Step 3: Laying Compost
You’ll know the compost is ready to be dispersed when it resembles healthy soil. It should be dark brown and crumble like fresh dirt in your hands. Once your compost has achieved this quality – it usually takes around two months – you’ll have to spread it across your garden and lawn. The tools you should have ready are gloves, a wheelbarrow, and a shovel. Take a load of compost around your yard and Use about a shovelful for each area you’re applying compost to. Place it near the roots of plants and pack it down into the topsoil. For grass, sprinkle loose compost along the lawn as you move the wheelbarrow along. Anything you have left can be used as the base for the next season’s compost.

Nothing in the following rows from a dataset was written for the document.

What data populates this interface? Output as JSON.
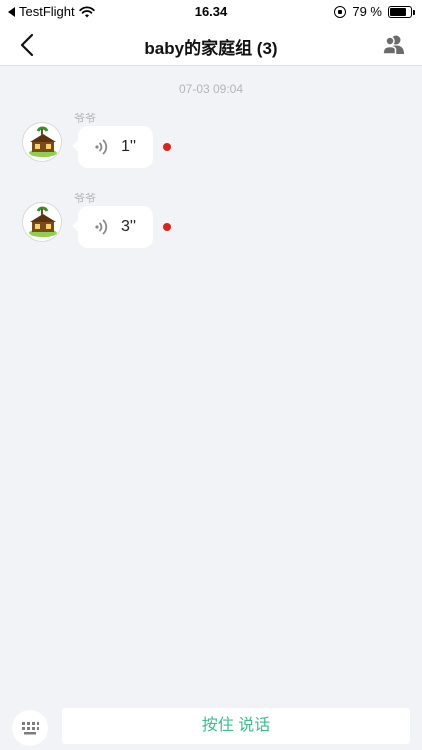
{
  "status_bar": {
    "back_app": "TestFlight",
    "time": "16.34",
    "battery": "79 %",
    "battery_level": 0.79
  },
  "nav": {
    "title": "baby的家庭组 (3)"
  },
  "chat": {
    "timestamp": "07-03 09:04",
    "messages": [
      {
        "sender": "爷爷",
        "duration": "1''",
        "unread": true
      },
      {
        "sender": "爷爷",
        "duration": "3''",
        "unread": true
      }
    ]
  },
  "input_bar": {
    "talk_label": "按住 说话"
  },
  "colors": {
    "accent": "#3bbf8f",
    "unread": "#e0201b",
    "background": "#f2f3f7"
  },
  "icons": [
    "back-chevron-icon",
    "group-members-icon",
    "voice-wave-icon",
    "keyboard-icon",
    "wifi-icon"
  ]
}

Following these three steps will result in rich soil that will nourish your grass and plants. The effort you put into composting will greatly improve the health of your garden and lawn. If you have questions, feel free to ask your certified landscape specialist during your next Atlanta lawn care service. Compost like the pros and appreciate the healthy grows!